Did this week's Timesian True Life Tale by self-styled Alternadad Neal Pollack whet your appetite for more of Neal's unique brand of rigorous introspection? You're in luck! We've obtained an early draft of Neal's next installment.

My son Elijah's teacher recently announced that his preschool class would be having a competition to see whose dad is the coolest. I immediately knew that I would win. After all, I am very hip owing to the fact that I know a lot about music, but I'm also very self-deprecating so I didn't want to make a big deal of the fact that I knew I would win. Two other dads were in the running: Dan Zanes and David Byrne, somehow. I was still going to win, but I needed to come up with a campaign strategy. I asked my wife for her thoughts.

"Baby, help me figure out how to assert my still with it-ness to a bunch of small children?" I said.

"I can't believe I married you. What the hell was I thinking?" my wife, Regina, joked. She's a kidder. Did I mention that I have a wife? My wife my wife my wife. We have a child, Elijah! Anyway.

"Maybe you could do something besides just sit around the house playing computer baseball," she mentioned.

By gum, she was right.

So I spent the next few hours procrastinating while I hatched my plan. I was going to show Elijah and his classmates that I was the coolest, yet most real and modest, dad they could ever imagine.

By the time I got home, I had an hour and 25 minutes to prepare for the Coolness Competition. I stumbled through a CD collection that has become more and more fossilized and scattered every week since the advent of the iPod era. I have an iPod, like the kids do! But among the broken jewel cases and the burned collections of Beck B-sides, I didn't find hard evidence of my coolness that I could be totally certain would make me seem awesome and rockin'. I mean, besides the burned collections of Beck B-sides. It's pretty hip that I have those, right? Hip and edgy.

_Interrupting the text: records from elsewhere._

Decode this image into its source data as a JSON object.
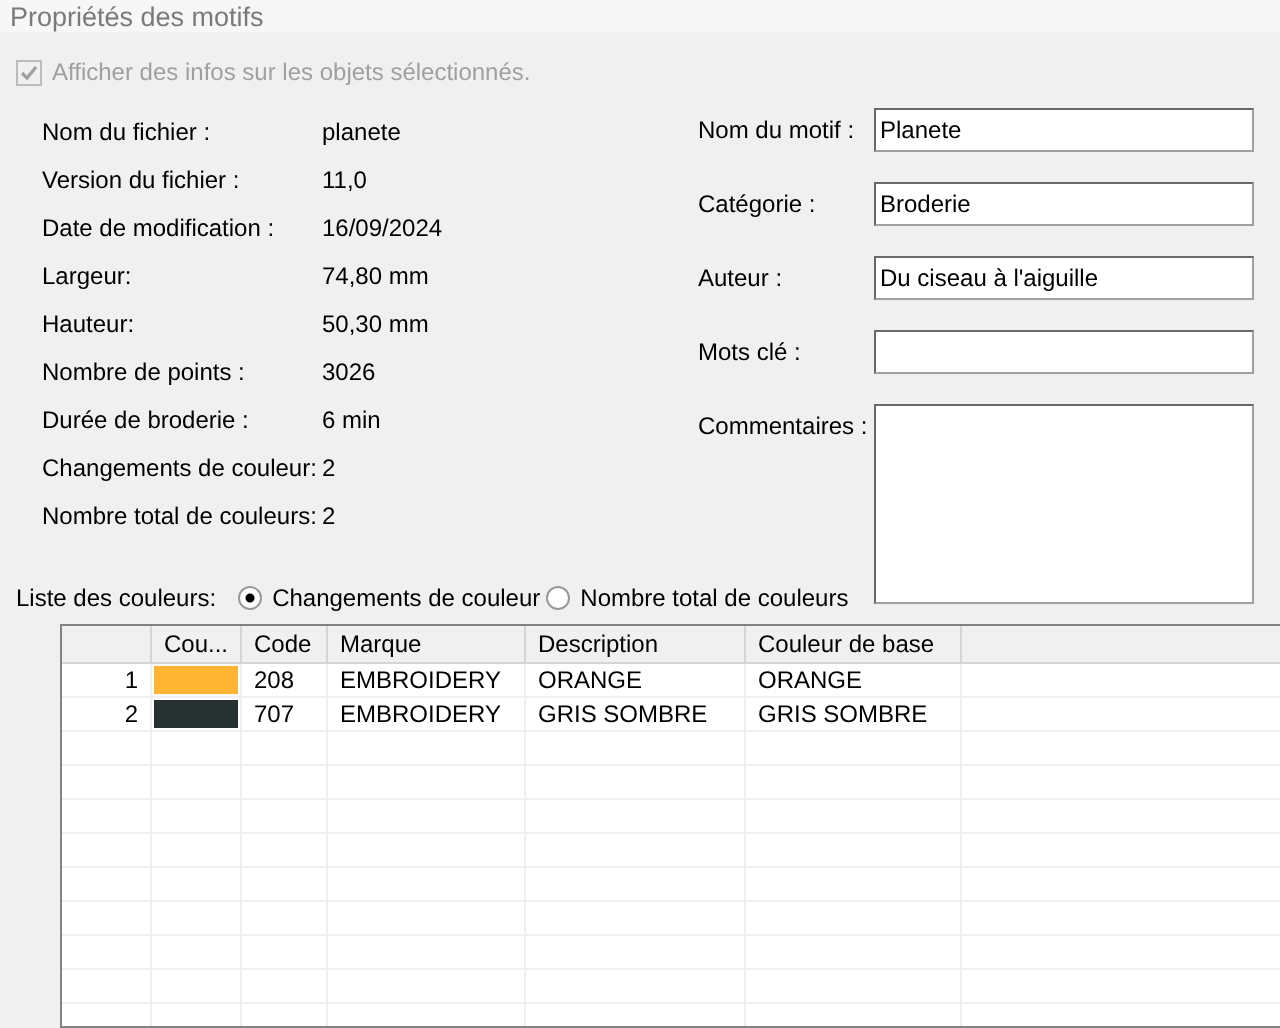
{
  "title": "Propriétés des motifs",
  "show_info": {
    "label": "Afficher des infos sur les objets sélectionnés.",
    "checked": true,
    "disabled": true
  },
  "info": [
    {
      "label": "Nom du fichier :",
      "value": "planete"
    },
    {
      "label": "Version du fichier :",
      "value": "11,0"
    },
    {
      "label": "Date de modification :",
      "value": "16/09/2024"
    },
    {
      "label": "Largeur:",
      "value": "74,80 mm"
    },
    {
      "label": "Hauteur:",
      "value": "50,30 mm"
    },
    {
      "label": "Nombre de points :",
      "value": "3026"
    },
    {
      "label": "Durée de broderie :",
      "value": "6 min"
    },
    {
      "label": "Changements de couleur:",
      "value": "2"
    },
    {
      "label": "Nombre total de couleurs:",
      "value": "2"
    }
  ],
  "fields": [
    {
      "label": "Nom du motif :",
      "value": "Planete",
      "kind": "text"
    },
    {
      "label": "Catégorie :",
      "value": "Broderie",
      "kind": "text"
    },
    {
      "label": "Auteur :",
      "value": "Du ciseau à l'aiguille",
      "kind": "text"
    },
    {
      "label": "Mots clé :",
      "kind": "text"
    },
    {
      "label": "Commentaires :",
      "kind": "textarea"
    }
  ],
  "color_list": {
    "label": "Liste des couleurs:",
    "options": [
      {
        "label": "Changements de couleur",
        "selected": true
      },
      {
        "label": "Nombre total de couleurs",
        "selected": false
      }
    ]
  },
  "table": {
    "columns": [
      "Cou...",
      "Code",
      "Marque",
      "Description",
      "Couleur de base"
    ],
    "rows": [
      {
        "index": "1",
        "color": "#ffb533",
        "code": "208",
        "brand": "EMBROIDERY",
        "description": "ORANGE",
        "base_color": "ORANGE"
      },
      {
        "index": "2",
        "color": "#273030",
        "code": "707",
        "brand": "EMBROIDERY",
        "description": "GRIS SOMBRE",
        "base_color": "GRIS SOMBRE"
      }
    ]
  }
}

I barely had time to shower, shave, check my e-mail and play two games of computer baseball before I was almost running out of time. (See how I subverted my wife's authority? Wife wife wife.)

Anyway I decided at the last minute to make a collage about me. Kids are visual learners, and I figured I could find plenty of stuff just lying around that would make statements about my identity. I glanced down at my faded Sonic Youth t-shirt stretched tight over my not-quite-noticeable gut. Experimentally, I lifted its hem, so that the lower part of my stomach became visible. I noted that it was pretty hairy! Undeterred, I continued to look for material for my collage. Tentatively at first, and then with increasing firmness, I plunged my right index finger into my belly button and made a scraping motion.

My first try was fruitful: some grayish lint and what seemed like a possible cat hair. How'd that get in there? The cat hair, I mean. The grayish lint was probably from the faded Beavis and Butthead tee I was wearing yesterday. I took some scotch tape and attached both items to the posterboard. I was on my way.

My next scrape proved less worthwhile. I didn't even know what I was digging for at this point, to be honest. My finger emerged with just a fleck of dead skin and another little piece of lint, blueish this time. Still, it would have to be enough. What am I talking about? It would be awesome. After all, everything that comes out of me is worth noting. And everything that comes out of my kid? Well, doubly so. Duh.

"So," I asked Elijah. "What do you think of my collage?"

"I like to play the game with trucks," he replied.

"What's your favorite thing about it?" I asked, encouraged.

"What collage?" said my son. It was the most profound thing either of us had said since the last time we'd spoken aloud.

Dance Fever [NYT]